#### [EXERCISE AIM]
The number of lines containing "this" is the only answer wanted; work it out from the entries below.

[Data about app and page elements]
┌────────

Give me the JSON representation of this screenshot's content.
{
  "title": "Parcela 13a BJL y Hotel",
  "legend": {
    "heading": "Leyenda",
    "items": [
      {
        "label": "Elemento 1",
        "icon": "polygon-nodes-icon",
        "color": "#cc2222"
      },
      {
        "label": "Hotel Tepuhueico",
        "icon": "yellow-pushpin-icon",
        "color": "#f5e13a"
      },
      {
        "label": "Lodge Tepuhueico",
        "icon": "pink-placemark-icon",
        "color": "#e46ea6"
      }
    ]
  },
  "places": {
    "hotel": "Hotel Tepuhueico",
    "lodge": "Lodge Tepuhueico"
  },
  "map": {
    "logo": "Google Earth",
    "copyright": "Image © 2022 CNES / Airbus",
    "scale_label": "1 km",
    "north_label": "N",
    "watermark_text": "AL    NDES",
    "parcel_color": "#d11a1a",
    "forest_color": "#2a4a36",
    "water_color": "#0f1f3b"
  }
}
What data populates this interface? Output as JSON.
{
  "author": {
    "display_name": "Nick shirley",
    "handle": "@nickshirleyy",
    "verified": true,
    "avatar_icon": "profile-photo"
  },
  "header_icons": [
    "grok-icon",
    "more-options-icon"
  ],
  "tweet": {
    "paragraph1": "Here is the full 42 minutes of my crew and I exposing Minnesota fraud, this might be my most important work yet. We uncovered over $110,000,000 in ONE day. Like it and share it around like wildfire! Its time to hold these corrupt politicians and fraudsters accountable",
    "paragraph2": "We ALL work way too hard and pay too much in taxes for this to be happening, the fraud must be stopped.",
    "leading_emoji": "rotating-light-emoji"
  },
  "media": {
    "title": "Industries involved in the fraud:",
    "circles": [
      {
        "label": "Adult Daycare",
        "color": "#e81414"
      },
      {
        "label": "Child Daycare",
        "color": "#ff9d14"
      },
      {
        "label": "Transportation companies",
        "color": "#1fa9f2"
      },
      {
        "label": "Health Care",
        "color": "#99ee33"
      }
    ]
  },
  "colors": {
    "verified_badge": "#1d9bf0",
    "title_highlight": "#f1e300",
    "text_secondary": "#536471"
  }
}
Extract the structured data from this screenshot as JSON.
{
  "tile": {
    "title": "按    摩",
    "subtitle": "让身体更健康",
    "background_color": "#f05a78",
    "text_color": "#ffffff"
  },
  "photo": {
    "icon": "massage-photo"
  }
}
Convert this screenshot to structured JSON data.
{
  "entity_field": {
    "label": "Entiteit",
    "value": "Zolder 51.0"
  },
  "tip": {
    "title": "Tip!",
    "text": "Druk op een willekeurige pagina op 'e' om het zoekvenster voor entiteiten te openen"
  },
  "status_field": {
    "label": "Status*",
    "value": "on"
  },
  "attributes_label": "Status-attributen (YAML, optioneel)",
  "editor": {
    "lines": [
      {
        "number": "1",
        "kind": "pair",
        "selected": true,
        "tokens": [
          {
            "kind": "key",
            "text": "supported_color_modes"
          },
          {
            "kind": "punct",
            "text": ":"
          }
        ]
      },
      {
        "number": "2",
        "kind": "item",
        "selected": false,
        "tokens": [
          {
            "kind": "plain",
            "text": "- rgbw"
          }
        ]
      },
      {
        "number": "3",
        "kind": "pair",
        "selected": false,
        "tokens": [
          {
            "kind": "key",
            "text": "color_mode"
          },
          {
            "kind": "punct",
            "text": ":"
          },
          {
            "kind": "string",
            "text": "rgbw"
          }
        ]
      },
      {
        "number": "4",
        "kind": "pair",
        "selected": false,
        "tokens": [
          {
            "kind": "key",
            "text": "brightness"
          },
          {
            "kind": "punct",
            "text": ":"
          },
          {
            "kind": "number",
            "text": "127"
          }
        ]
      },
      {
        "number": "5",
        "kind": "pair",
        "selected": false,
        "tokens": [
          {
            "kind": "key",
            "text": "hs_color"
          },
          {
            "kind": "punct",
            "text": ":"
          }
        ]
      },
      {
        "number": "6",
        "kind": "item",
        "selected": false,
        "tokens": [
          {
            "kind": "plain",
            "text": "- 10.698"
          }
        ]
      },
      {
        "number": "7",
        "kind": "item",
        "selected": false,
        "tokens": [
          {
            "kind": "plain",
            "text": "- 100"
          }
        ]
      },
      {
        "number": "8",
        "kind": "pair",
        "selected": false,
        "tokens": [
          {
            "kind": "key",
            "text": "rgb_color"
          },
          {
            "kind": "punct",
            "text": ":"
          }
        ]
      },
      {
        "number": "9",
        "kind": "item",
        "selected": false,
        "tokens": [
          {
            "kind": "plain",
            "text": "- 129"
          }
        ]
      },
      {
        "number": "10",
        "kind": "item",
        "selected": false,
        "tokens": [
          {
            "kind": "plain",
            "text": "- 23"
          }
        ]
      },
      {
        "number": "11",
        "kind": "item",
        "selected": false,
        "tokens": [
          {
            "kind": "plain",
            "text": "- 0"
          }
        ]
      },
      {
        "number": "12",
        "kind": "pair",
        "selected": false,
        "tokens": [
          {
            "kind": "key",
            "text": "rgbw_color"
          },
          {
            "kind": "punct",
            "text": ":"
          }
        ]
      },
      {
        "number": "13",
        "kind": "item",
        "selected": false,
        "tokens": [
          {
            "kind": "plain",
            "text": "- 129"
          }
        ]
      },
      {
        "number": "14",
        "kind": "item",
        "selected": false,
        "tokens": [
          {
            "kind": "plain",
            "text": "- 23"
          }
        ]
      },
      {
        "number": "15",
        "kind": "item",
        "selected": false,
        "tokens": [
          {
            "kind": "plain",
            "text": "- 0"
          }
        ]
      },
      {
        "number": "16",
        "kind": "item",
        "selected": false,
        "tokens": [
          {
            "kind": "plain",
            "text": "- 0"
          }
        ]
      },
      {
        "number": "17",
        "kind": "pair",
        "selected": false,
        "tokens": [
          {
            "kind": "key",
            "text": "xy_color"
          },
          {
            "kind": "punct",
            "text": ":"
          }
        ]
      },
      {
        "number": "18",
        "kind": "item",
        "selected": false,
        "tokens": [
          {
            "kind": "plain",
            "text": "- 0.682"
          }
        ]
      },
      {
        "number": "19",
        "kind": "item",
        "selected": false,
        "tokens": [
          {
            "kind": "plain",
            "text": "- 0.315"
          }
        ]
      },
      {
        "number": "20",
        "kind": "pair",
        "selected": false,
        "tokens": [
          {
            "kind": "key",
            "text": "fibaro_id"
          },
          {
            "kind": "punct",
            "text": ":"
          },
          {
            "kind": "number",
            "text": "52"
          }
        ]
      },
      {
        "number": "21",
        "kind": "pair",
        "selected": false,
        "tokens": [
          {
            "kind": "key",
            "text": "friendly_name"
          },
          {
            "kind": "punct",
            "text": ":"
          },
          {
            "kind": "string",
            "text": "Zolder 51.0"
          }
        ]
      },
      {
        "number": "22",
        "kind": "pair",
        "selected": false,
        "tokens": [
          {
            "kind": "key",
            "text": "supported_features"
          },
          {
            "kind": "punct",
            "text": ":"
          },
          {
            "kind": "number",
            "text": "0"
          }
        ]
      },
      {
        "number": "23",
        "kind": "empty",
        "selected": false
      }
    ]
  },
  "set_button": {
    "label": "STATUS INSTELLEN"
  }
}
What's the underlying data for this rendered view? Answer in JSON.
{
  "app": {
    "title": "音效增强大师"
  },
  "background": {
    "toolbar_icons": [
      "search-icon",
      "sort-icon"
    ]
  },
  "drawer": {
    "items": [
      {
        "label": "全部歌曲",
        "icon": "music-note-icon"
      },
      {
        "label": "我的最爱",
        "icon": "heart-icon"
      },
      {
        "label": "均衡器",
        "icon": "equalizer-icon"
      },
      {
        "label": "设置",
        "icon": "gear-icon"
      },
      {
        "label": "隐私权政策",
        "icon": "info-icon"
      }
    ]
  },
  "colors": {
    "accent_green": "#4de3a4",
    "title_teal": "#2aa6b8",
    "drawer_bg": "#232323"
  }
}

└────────

#### [REPLY]
7